Assignment: Below are records; copy every line in them that holds the word "title".

Exercise data:
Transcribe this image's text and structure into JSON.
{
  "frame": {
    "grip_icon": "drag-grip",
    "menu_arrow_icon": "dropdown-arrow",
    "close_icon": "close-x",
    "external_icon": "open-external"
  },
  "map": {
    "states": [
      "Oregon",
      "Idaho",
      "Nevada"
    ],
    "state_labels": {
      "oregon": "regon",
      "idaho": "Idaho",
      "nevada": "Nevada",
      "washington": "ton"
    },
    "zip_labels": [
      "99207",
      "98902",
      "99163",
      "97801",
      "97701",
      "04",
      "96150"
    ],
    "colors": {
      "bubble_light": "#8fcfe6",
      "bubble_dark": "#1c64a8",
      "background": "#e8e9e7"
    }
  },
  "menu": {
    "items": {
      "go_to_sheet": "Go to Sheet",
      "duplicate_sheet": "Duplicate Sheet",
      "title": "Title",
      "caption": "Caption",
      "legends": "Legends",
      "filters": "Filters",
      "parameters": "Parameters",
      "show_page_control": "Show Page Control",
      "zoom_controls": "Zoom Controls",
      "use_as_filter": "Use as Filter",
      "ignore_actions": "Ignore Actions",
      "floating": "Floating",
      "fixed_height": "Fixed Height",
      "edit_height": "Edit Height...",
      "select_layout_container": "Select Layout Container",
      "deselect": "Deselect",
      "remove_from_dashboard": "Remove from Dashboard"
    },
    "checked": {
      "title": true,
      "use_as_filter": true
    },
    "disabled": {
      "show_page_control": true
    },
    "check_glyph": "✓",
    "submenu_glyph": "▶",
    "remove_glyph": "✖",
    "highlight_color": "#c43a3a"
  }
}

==

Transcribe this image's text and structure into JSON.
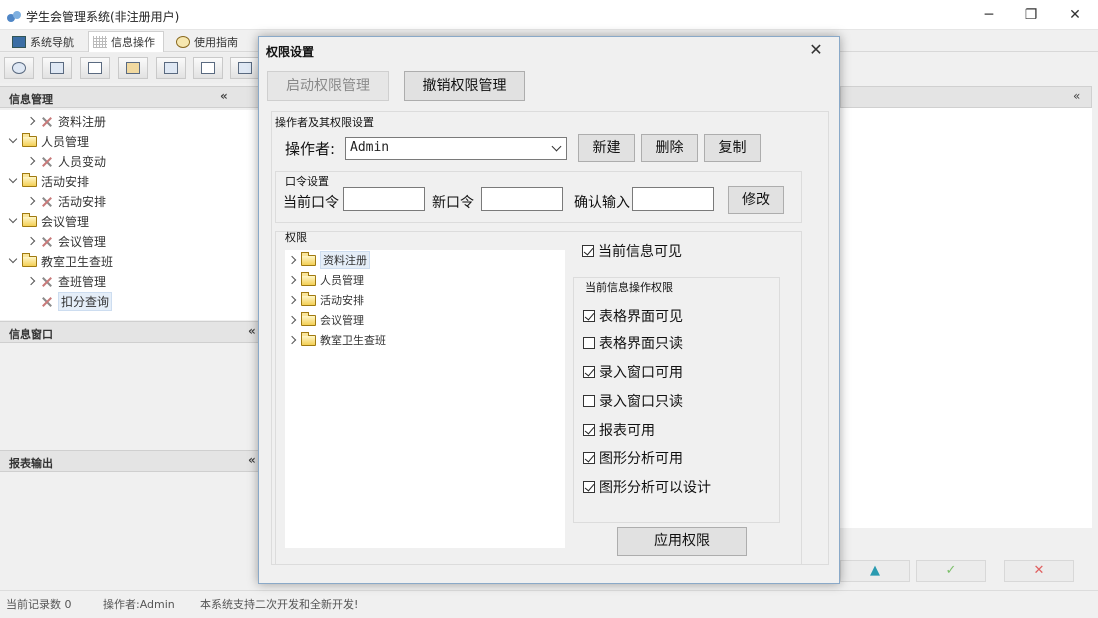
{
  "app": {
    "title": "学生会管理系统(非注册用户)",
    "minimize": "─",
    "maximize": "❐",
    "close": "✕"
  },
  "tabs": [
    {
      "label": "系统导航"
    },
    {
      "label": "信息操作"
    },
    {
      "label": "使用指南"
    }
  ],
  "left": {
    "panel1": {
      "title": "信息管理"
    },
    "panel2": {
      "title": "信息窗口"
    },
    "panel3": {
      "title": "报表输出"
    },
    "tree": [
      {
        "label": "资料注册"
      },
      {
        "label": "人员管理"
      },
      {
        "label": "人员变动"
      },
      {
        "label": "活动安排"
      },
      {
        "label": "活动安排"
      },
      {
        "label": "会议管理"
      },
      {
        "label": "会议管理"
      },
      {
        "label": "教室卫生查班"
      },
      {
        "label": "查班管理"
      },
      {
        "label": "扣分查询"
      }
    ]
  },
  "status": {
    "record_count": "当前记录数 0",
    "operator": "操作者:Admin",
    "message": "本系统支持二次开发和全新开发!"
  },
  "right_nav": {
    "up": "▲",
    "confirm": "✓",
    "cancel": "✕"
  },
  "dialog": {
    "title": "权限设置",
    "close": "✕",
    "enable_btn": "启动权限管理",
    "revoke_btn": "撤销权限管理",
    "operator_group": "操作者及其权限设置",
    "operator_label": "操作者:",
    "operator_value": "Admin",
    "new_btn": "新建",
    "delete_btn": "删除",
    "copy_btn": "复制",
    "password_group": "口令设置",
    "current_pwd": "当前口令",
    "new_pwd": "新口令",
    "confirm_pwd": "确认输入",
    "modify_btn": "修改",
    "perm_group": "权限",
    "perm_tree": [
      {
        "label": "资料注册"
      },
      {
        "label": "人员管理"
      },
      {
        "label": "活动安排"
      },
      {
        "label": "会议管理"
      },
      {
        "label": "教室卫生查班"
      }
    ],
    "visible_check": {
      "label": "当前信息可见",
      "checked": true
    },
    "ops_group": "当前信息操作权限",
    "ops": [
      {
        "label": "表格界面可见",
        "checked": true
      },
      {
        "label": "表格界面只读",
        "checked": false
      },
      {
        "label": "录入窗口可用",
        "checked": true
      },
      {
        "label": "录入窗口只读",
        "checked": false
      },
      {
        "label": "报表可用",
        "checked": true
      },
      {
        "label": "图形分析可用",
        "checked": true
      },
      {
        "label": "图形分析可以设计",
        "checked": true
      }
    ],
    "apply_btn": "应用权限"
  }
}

Result for this task:
      "title": "Title",
      "title": true,
    "title": "学生会管理系统(非注册用户)",
      "title": "信息管理"
      "title": "信息窗口"
      "title": "报表输出"
    "title": "权限设置",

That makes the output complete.